The mission to break barriers to space travel for people with disabilities
When Sina Bahram shifted into weightlessness for the first time on Sunday, he could feel the air brushing past his skin as his body began to float into the air. As someone who’d longed to be an astronaut since he was four years old, he’d been waiting many years to have this exact feeling.
“I knew it would be a joyous experience just because I looked forward to it for many decades of my life, but the visceral nature of that joy wasn’t brought home until you actually experience it,” Bahram, a computer scientist who runs Prime Access Consulting, tells The Verge. “It is truly indescribable.”

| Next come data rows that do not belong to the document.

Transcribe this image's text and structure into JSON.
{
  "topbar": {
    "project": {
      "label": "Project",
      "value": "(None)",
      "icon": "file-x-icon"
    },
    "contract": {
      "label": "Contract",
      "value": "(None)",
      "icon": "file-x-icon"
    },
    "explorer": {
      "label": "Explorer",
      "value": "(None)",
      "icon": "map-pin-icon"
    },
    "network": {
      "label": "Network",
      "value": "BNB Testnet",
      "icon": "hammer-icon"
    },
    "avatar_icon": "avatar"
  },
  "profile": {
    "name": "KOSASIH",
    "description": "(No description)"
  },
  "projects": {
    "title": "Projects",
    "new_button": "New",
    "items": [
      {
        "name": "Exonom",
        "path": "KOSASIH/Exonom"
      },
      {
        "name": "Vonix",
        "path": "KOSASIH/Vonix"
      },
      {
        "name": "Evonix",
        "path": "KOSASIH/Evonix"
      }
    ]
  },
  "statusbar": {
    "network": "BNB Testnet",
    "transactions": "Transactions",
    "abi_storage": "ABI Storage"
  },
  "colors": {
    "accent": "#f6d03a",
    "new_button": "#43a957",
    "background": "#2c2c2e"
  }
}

Bahram got to perceive free fall for the first time onboard a specially outfitted plane operated by the Zero-G Corporation, a company that provides…